▶ _Exercise directions_
Pick every line with "information" from the material below.

___ Supplied entries

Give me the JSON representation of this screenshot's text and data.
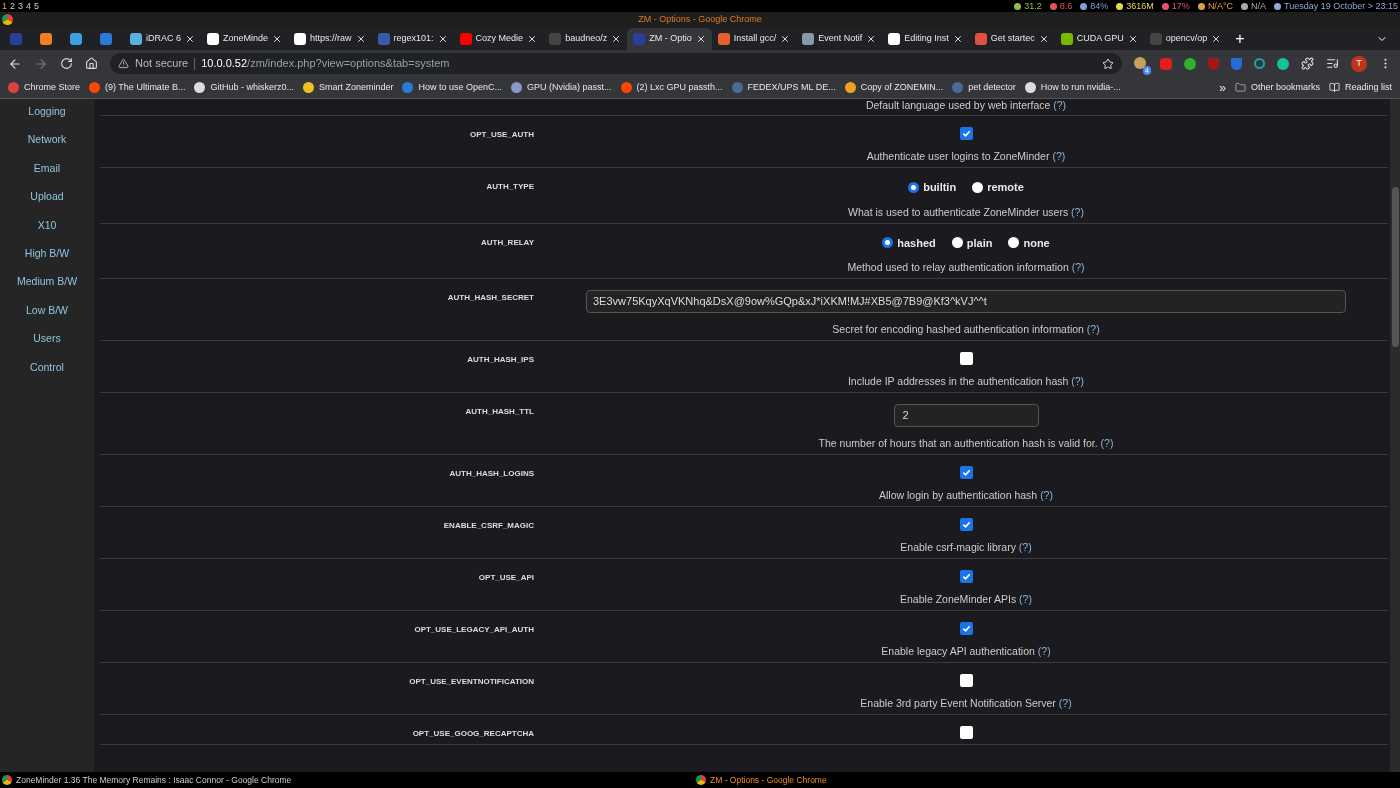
{
  "workspaces": [
    {
      "label": "1",
      "selected": true
    },
    {
      "label": "2",
      "selected": false
    },
    {
      "label": "3",
      "selected": false
    },
    {
      "label": "4",
      "selected": false
    },
    {
      "label": "5",
      "selected": false
    }
  ],
  "tray": [
    {
      "text": "31.2",
      "color": "#8bc34a"
    },
    {
      "text": "8.6",
      "color": "#e05555"
    },
    {
      "text": "84%",
      "color": "#7f9fd8"
    },
    {
      "text": "3616M",
      "color": "#e6d84a"
    },
    {
      "text": "17%",
      "color": "#e05577"
    },
    {
      "text": "N/A°C",
      "color": "#e0a040"
    },
    {
      "text": "N/A",
      "color": "#aaaaaa"
    },
    {
      "text": "Tuesday 19 October > 23:15",
      "color": "#8fa8d8"
    }
  ],
  "window_title": "ZM - Options - Google Chrome",
  "tabs": [
    {
      "color": "#2a3f9a",
      "selected": false
    },
    {
      "color": "#f08020",
      "selected": false
    },
    {
      "color": "#3aa0e0",
      "selected": false
    },
    {
      "color": "#2a7ad8",
      "selected": false
    },
    {
      "title": "iDRAC 6",
      "color": "#5ab0e0",
      "selected": false
    },
    {
      "title": "ZoneMinde",
      "color": "#ffffff",
      "selected": false
    },
    {
      "title": "https://raw",
      "color": "#ffffff",
      "selected": false
    },
    {
      "title": "regex101: ",
      "color": "#3a5aa8",
      "selected": false
    },
    {
      "title": "Cozy Medie",
      "color": "#ff0000",
      "selected": false
    },
    {
      "title": "baudneo/z",
      "color": "#444444",
      "selected": false
    },
    {
      "title": "ZM - Optio",
      "color": "#2a3f9a",
      "selected": true
    },
    {
      "title": "Install gcc/",
      "color": "#e86030",
      "selected": false
    },
    {
      "title": "Event Notif",
      "color": "#8899aa",
      "selected": false
    },
    {
      "title": "Editing Inst",
      "color": "#ffffff",
      "selected": false
    },
    {
      "title": "Get startec",
      "color": "#e05040",
      "selected": false
    },
    {
      "title": "CUDA GPU",
      "color": "#76b900",
      "selected": false
    },
    {
      "title": "opencv/op",
      "color": "#444444",
      "selected": false
    }
  ],
  "new_tab": "+",
  "address": {
    "security": "Not secure",
    "host": "10.0.0.52",
    "path": "/zm/index.php?view=options&tab=system"
  },
  "profile_initial": "T",
  "extension_badge": "4",
  "bookmarks": [
    {
      "title": "Chrome Store",
      "color": "#e04040"
    },
    {
      "title": "(9) The Ultimate B...",
      "color": "#ff4500"
    },
    {
      "title": "GitHub - whiskerz0...",
      "color": "#dddddd"
    },
    {
      "title": "Smart Zoneminder",
      "color": "#f0c020"
    },
    {
      "title": "How to use OpenC...",
      "color": "#2a7ad8"
    },
    {
      "title": "GPU (Nvidia) passt...",
      "color": "#8899cc"
    },
    {
      "title": "(2) Lxc GPU passth...",
      "color": "#ff4500"
    },
    {
      "title": "FEDEX/UPS ML DE...",
      "color": "#4a6a9a"
    },
    {
      "title": "Copy of ZONEMIN...",
      "color": "#f0a020"
    },
    {
      "title": "pet detector",
      "color": "#4a6a9a"
    },
    {
      "title": "How to run nvidia-...",
      "color": "#dddddd"
    }
  ],
  "bookmarks_more": "»",
  "other_bookmarks": "Other bookmarks",
  "reading_list": "Reading list",
  "sidebar": [
    "Logging",
    "Network",
    "Email",
    "Upload",
    "X10",
    "High B/W",
    "Medium B/W",
    "Low B/W",
    "Users",
    "Control"
  ],
  "options": [
    {
      "kind": "partial",
      "description": "Default language used by web interface",
      "help": "(?)"
    },
    {
      "kind": "checkbox",
      "name": "OPT_USE_AUTH",
      "checked": true,
      "description": "Authenticate user logins to ZoneMinder",
      "help": "(?)"
    },
    {
      "kind": "radio",
      "name": "AUTH_TYPE",
      "choices": [
        {
          "label": "builtin",
          "selected": true
        },
        {
          "label": "remote",
          "selected": false
        }
      ],
      "description": "What is used to authenticate ZoneMinder users",
      "help": "(?)"
    },
    {
      "kind": "radio",
      "name": "AUTH_RELAY",
      "choices": [
        {
          "label": "hashed",
          "selected": true
        },
        {
          "label": "plain",
          "selected": false
        },
        {
          "label": "none",
          "selected": false
        }
      ],
      "description": "Method used to relay authentication information",
      "help": "(?)"
    },
    {
      "kind": "text",
      "name": "AUTH_HASH_SECRET",
      "value": "3E3vw75KqyXqVKNhq&DsX@9ow%GQp&xJ*iXKM!MJ#XB5@7B9@Kf3^kVJ^^t",
      "description": "Secret for encoding hashed authentication information",
      "help": "(?)"
    },
    {
      "kind": "checkbox",
      "name": "AUTH_HASH_IPS",
      "checked": false,
      "description": "Include IP addresses in the authentication hash",
      "help": "(?)"
    },
    {
      "kind": "number",
      "name": "AUTH_HASH_TTL",
      "value": "2",
      "description": "The number of hours that an authentication hash is valid for.",
      "help": "(?)"
    },
    {
      "kind": "checkbox",
      "name": "AUTH_HASH_LOGINS",
      "checked": true,
      "description": "Allow login by authentication hash",
      "help": "(?)"
    },
    {
      "kind": "checkbox",
      "name": "ENABLE_CSRF_MAGIC",
      "checked": true,
      "description": "Enable csrf-magic library",
      "help": "(?)"
    },
    {
      "kind": "checkbox",
      "name": "OPT_USE_API",
      "checked": true,
      "description": "Enable ZoneMinder APIs",
      "help": "(?)"
    },
    {
      "kind": "checkbox",
      "name": "OPT_USE_LEGACY_API_AUTH",
      "checked": true,
      "description": "Enable legacy API authentication",
      "help": "(?)"
    },
    {
      "kind": "checkbox",
      "name": "OPT_USE_EVENTNOTIFICATION",
      "checked": false,
      "description": "Enable 3rd party Event Notification Server",
      "help": "(?)"
    },
    {
      "kind": "checkbox",
      "name": "OPT_USE_GOOG_RECAPTCHA",
      "checked": false
    }
  ],
  "taskbar": {
    "left": "ZoneMinder 1.36 The Memory Remains : Isaac Connor - Google Chrome",
    "center": "ZM - Options - Google Chrome"
  }
}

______

▶ _Solution to the exercise_
      "description": "Method used to relay authentication information",
      "description": "Secret for encoding hashed authentication information",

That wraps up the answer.